Posted by Dale Buss on December 17, 2012 09:01 AM
Toyota sets to reclaim world sales crown as GMand Volkswagen vie for No. 2 and hints at elimination of Matrix model.
Domino's Pizza founder sues over Obamacare contraception coverage mandate.
McDonald's tries to get franchisees to stay open on Christmas.
Akamai taps co-founder as new CEO.
Burger King works with franchisee to expand in Mexico.
Chobani nears openingof huge new factory in Idaho.
Cosi uses pop-up unit in Chicago to test growth ideas.
Cox cable TV guide offers personalized recommendations in U.S. first.
Discover Communications makes key European deals.
Facebook counts on big deal with Walmart.Continue reading...
in the spotlight
Posted by Shirley Brady on October 31, 2012 12:38 PM
While your humbled (by Sandy) editor's NYC apartment is still without power, I've made it to a power outlet and Wi-Fi and finally catching up with some of the impact of the storm on the U.S. and Canada, with 107 people dead and an estimated $20 billion in damages and $30 billion in lost business:
truth in advertising
Posted by Sheila Shayon on October 1, 2012 06:48 PM
The Federal Trade Commission’s Guides for the Use of Environmental Marketing Claims, commonly referred to as the “green” guides, were first published in 1992 to help marketers and advertisers avoid deceptive and far-reaching eco claims without proof or qualification. The final revisions were released Monday with a press conference outlining the changes.
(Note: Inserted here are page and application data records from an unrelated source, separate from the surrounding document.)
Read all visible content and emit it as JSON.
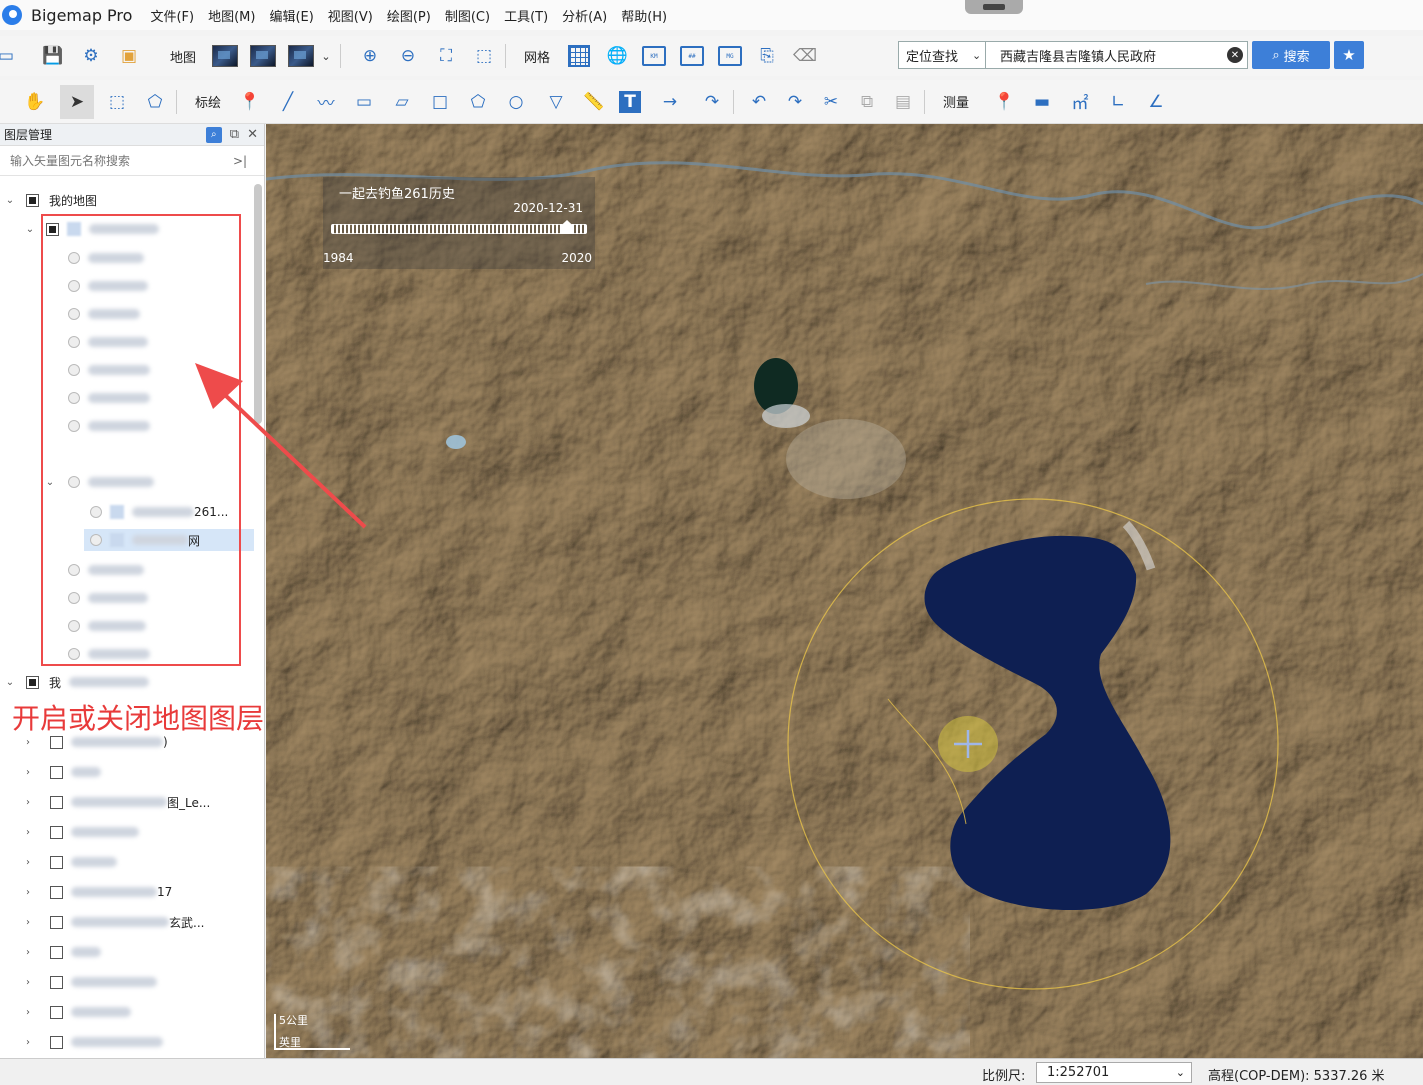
{
  "app": {
    "title": "Bigemap Pro"
  },
  "menu": [
    "文件(F)",
    "地图(M)",
    "编辑(E)",
    "视图(V)",
    "绘图(P)",
    "制图(C)",
    "工具(T)",
    "分析(A)",
    "帮助(H)"
  ],
  "toolbar1": {
    "map_label": "地图",
    "grid_label": "网格",
    "search_mode": "定位查找",
    "search_value": "西藏吉隆县吉隆镇人民政府",
    "search_button": "搜索"
  },
  "toolbar2": {
    "annotate_label": "标绘",
    "measure_label": "测量",
    "text_tool": "T"
  },
  "panel": {
    "title": "图层管理",
    "search_placeholder": "输入矢量图元名称搜索",
    "root_label": "我的地图",
    "item_26l": "261...",
    "item_net": "网",
    "second_root_prefix": "我",
    "lower_items": [
      ")",
      "",
      "图_Le...",
      "",
      "",
      "17",
      "玄武...",
      "",
      "",
      "",
      ""
    ]
  },
  "annotation_text": "开启或关闭地图图层",
  "timeline": {
    "title": "一起去钓鱼261历史",
    "current_date": "2020-12-31",
    "start_year": "1984",
    "end_year": "2020"
  },
  "scalebar": {
    "km": "5公里",
    "mi": "英里"
  },
  "status": {
    "scale_label": "比例尺:",
    "scale_value": "1:252701",
    "elevation": "高程(COP-DEM): 5337.26 米"
  },
  "colors": {
    "accent": "#3d7fd8",
    "annotation_red": "#e83a3a",
    "lake": "#0e1f52"
  }
}
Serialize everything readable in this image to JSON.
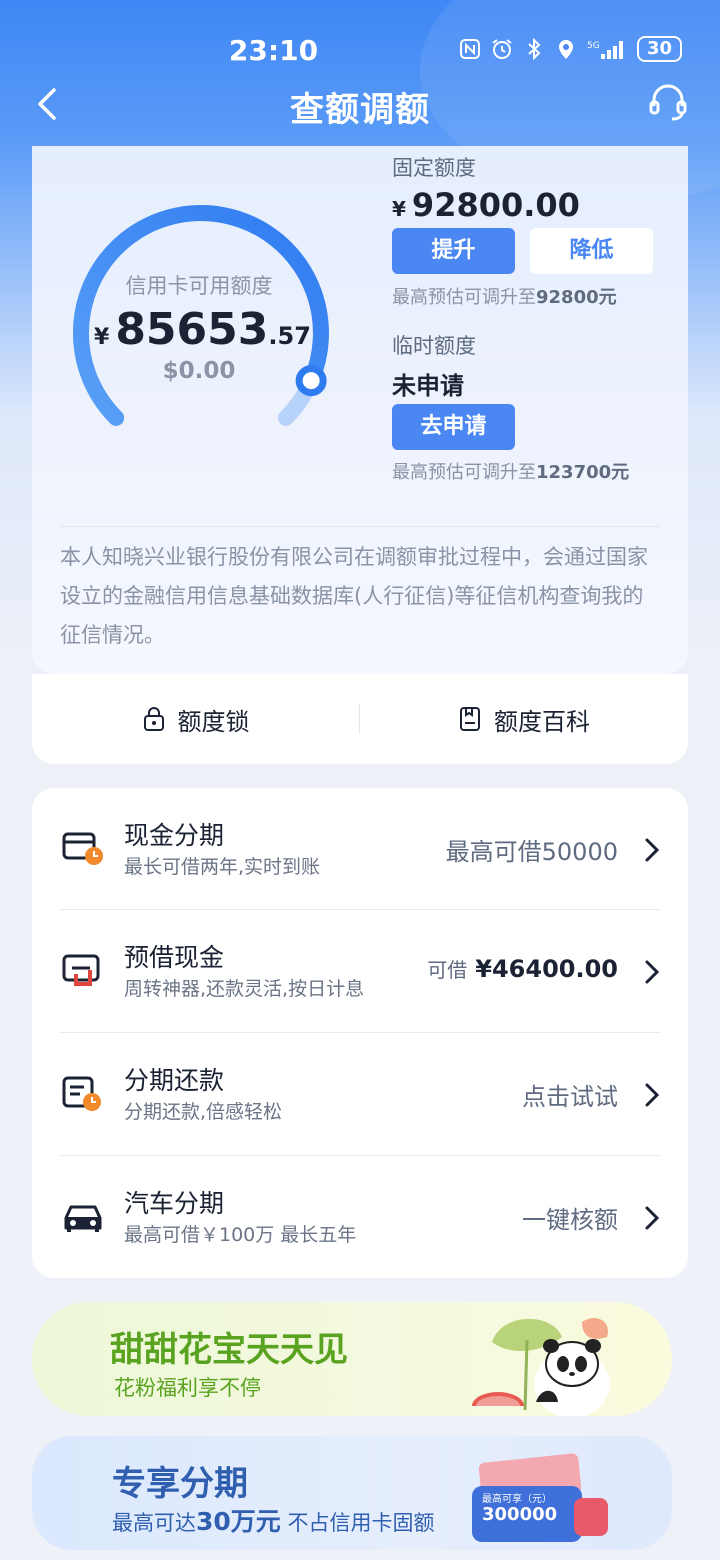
{
  "status_bar": {
    "time": "23:10",
    "network": "5G",
    "battery": "30"
  },
  "nav": {
    "title": "查额调额",
    "back_icon": "back-arrow-icon",
    "support_icon": "headset-icon"
  },
  "credit": {
    "gauge_label": "信用卡可用额度",
    "currency": "¥",
    "available_integer": "85653",
    "available_decimal": ".57",
    "usd": "$0.00",
    "gauge_fraction": 0.92,
    "accent_color": "#4a87f3"
  },
  "fixed": {
    "label": "固定额度",
    "currency": "¥",
    "amount": "92800.00",
    "raise_label": "提升",
    "lower_label": "降低",
    "hint_prefix": "最高预估可调升至",
    "hint_value": "92800元"
  },
  "temporary": {
    "label": "临时额度",
    "status": "未申请",
    "apply_label": "去申请",
    "hint_prefix": "最高预估可调升至",
    "hint_value": "123700元"
  },
  "notice": "本人知晓兴业银行股份有限公司在调额审批过程中，会通过国家设立的金融信用信息基础数据库(人行征信)等征信机构查询我的征信情况。",
  "quick": {
    "lock_label": "额度锁",
    "wiki_label": "额度百科"
  },
  "products": [
    {
      "title": "现金分期",
      "subtitle": "最长可借两年,实时到账",
      "right": "最高可借50000"
    },
    {
      "title": "预借现金",
      "subtitle": "周转神器,还款灵活,按日计息",
      "right_prefix": "可借",
      "right_amount": "¥46400.00"
    },
    {
      "title": "分期还款",
      "subtitle": "分期还款,倍感轻松",
      "right": "点击试试"
    },
    {
      "title": "汽车分期",
      "subtitle": "最高可借￥100万 最长五年",
      "right": "一键核额"
    }
  ],
  "banner1": {
    "title": "甜甜花宝天天见",
    "subtitle": "花粉福利享不停"
  },
  "banner2": {
    "title": "专享分期",
    "sub_prefix": "最高可达",
    "sub_highlight": "30万元",
    "sub_suffix": " 不占信用卡固额",
    "card_label": "最高可享（元）",
    "card_value": "300000"
  }
}
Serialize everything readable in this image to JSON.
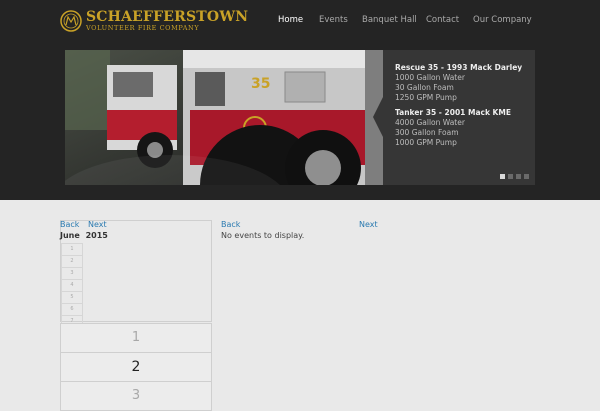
{
  "logo": {
    "title": "SCHAEFFERSTOWN",
    "subtitle": "VOLUNTEER FIRE COMPANY",
    "emblem_text": "SVFC"
  },
  "nav": {
    "items": [
      {
        "label": "Home",
        "active": true
      },
      {
        "label": "Events",
        "active": false
      },
      {
        "label": "Banquet Hall",
        "active": false
      },
      {
        "label": "Contact",
        "active": false
      },
      {
        "label": "Our Company",
        "active": false
      }
    ]
  },
  "slider": {
    "truck_number": "35",
    "trucks": [
      {
        "title": "Rescue 35 - 1993 Mack Darley",
        "specs": [
          "1000 Gallon Water",
          "30 Gallon Foam",
          "1250 GPM Pump"
        ]
      },
      {
        "title": "Tanker 35 - 2001 Mack KME",
        "specs": [
          "4000 Gallon Water",
          "300 Gallon Foam",
          "1000 GPM Pump"
        ]
      }
    ],
    "slide_count": 4,
    "active_slide": 1
  },
  "calendar": {
    "back_label": "Back",
    "next_label": "Next",
    "month": "June",
    "year": "2015",
    "week_numbers": [
      "1",
      "2",
      "3",
      "4",
      "5",
      "6",
      "7"
    ],
    "days": [
      "1",
      "2",
      "3"
    ],
    "selected_day": "2"
  },
  "events": {
    "back_label": "Back",
    "next_label": "Next",
    "empty_message": "No events to display."
  }
}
“The introduction of environmentally friendly products into the marketplace is a win for consumers who want to purchase greener products and for producers who want to sell them,” stated FTC Chairman Jon Leibowitz. “But this win-win can only occur if marketers’ claims are truthful and substantiated. The FTC’s changes to the Green Guides will level the playing field for honest business people and it is one reason why we had such broad support.”Continue reading...